(Beginning of Extracted entries)

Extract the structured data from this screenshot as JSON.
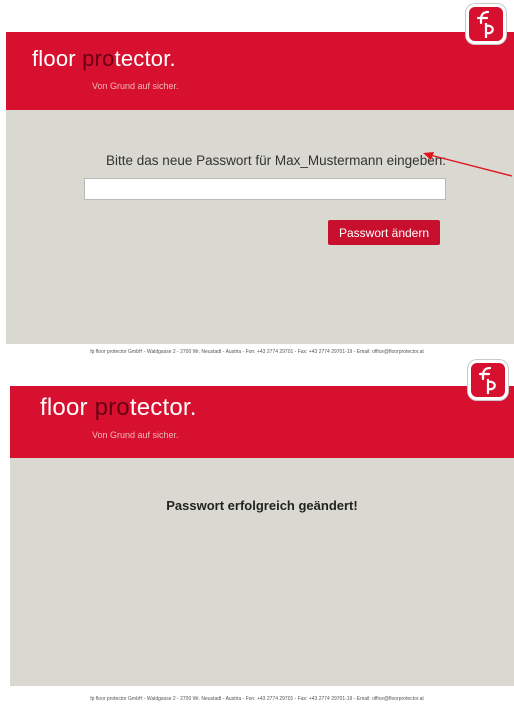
{
  "brand": {
    "logo_part1": "floor ",
    "logo_part2": "pro",
    "logo_part3": "tector",
    "logo_dot": ".",
    "tagline": "Von Grund auf sicher.",
    "badge_icon": "fp-logo-icon",
    "primary_color": "#d8102f"
  },
  "screen1": {
    "prompt": "Bitte das neue Passwort für Max_Mustermann eingeben:",
    "password_value": "",
    "submit_label": "Passwort ändern",
    "annotation_icon": "red-arrow-icon",
    "footer": "fp floor protector GmbH - Waldgasse 2 - 2700 Wr. Neustadt - Austria - Fon: +43 2774 29701 - Fax: +43 2774 29701-19 - Email: office@floorprotector.at"
  },
  "screen2": {
    "success_message": "Passwort erfolgreich geändert!",
    "footer": "fp floor protector GmbH - Waldgasse 2 - 2700 Wr. Neustadt - Austria - Fon: +43 2774 29701 - Fax: +43 2774 29701-19 - Email: office@floorprotector.at"
  }
}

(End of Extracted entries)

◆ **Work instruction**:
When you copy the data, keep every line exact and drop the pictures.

◆ **Solution for this exercise**:
Extract the structured data from this screenshot as JSON.
{
  "brand": {
    "logo_part1": "floor ",
    "logo_part2": "pro",
    "logo_part3": "tector",
    "logo_dot": ".",
    "tagline": "Von Grund auf sicher.",
    "badge_icon": "fp-logo-icon",
    "primary_color": "#d8102f"
  },
  "screen1": {
    "prompt": "Bitte das neue Passwort für Max_Mustermann eingeben:",
    "password_value": "",
    "submit_label": "Passwort ändern",
    "annotation_icon": "red-arrow-icon",
    "footer": "fp floor protector GmbH - Waldgasse 2 - 2700 Wr. Neustadt - Austria - Fon: +43 2774 29701 - Fax: +43 2774 29701-19 - Email: office@floorprotector.at"
  },
  "screen2": {
    "success_message": "Passwort erfolgreich geändert!",
    "footer": "fp floor protector GmbH - Waldgasse 2 - 2700 Wr. Neustadt - Austria - Fon: +43 2774 29701 - Fax: +43 2774 29701-19 - Email: office@floorprotector.at"
  }
}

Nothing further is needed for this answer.